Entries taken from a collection
- - - -
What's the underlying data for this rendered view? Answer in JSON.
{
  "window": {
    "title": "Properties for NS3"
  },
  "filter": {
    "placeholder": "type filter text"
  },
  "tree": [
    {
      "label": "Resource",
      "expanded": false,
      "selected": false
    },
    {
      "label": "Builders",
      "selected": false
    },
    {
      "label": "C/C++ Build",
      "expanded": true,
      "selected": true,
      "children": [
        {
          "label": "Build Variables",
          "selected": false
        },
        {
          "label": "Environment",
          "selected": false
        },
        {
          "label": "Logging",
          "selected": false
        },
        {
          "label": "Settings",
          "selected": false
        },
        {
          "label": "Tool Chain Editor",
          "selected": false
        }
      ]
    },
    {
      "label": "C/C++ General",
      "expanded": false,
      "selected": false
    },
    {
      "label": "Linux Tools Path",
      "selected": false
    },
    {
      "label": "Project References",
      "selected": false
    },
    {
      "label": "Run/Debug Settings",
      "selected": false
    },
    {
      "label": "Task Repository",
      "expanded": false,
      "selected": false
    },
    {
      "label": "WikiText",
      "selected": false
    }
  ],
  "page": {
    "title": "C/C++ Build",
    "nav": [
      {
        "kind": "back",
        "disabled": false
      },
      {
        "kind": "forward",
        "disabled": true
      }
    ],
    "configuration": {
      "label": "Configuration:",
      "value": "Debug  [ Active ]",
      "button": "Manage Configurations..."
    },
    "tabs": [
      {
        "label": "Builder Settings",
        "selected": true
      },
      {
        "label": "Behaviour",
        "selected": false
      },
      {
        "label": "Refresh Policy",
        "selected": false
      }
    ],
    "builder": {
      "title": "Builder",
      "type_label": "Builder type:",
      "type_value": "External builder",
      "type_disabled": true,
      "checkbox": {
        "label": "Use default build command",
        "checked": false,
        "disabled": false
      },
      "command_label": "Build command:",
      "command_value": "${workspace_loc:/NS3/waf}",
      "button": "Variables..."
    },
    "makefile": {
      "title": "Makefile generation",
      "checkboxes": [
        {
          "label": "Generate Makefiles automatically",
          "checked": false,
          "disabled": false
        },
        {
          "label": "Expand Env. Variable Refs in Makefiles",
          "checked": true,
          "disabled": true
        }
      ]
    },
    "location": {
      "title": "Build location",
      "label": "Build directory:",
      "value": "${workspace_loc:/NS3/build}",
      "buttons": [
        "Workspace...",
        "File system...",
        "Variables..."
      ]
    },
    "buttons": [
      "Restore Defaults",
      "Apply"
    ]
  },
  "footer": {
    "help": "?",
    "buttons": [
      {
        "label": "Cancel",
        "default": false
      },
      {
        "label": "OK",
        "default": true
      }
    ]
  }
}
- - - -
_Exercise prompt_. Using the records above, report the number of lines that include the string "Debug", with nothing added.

_Problem solution_. 2